Your objective:
The data below has to be returned exactly, down to the last character.

Exercise inputs:

------------------------------------

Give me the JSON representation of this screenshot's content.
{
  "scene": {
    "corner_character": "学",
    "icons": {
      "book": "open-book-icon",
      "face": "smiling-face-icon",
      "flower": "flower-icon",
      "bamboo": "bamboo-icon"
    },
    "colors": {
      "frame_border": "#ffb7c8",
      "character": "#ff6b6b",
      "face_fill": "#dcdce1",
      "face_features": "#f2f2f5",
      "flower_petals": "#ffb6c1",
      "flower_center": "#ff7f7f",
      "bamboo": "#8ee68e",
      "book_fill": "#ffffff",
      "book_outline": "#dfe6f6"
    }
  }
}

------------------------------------

Written solution:
Give me the JSON representation of this screenshot's content.
{
  "scene": {
    "corner_character": "学",
    "icons": {
      "book": "open-book-icon",
      "face": "smiling-face-icon",
      "flower": "flower-icon",
      "bamboo": "bamboo-icon"
    },
    "colors": {
      "frame_border": "#ffb7c8",
      "character": "#ff6b6b",
      "face_fill": "#dcdce1",
      "face_features": "#f2f2f5",
      "flower_petals": "#ffb6c1",
      "flower_center": "#ff7f7f",
      "bamboo": "#8ee68e",
      "book_fill": "#ffffff",
      "book_outline": "#dfe6f6"
    }
  }
}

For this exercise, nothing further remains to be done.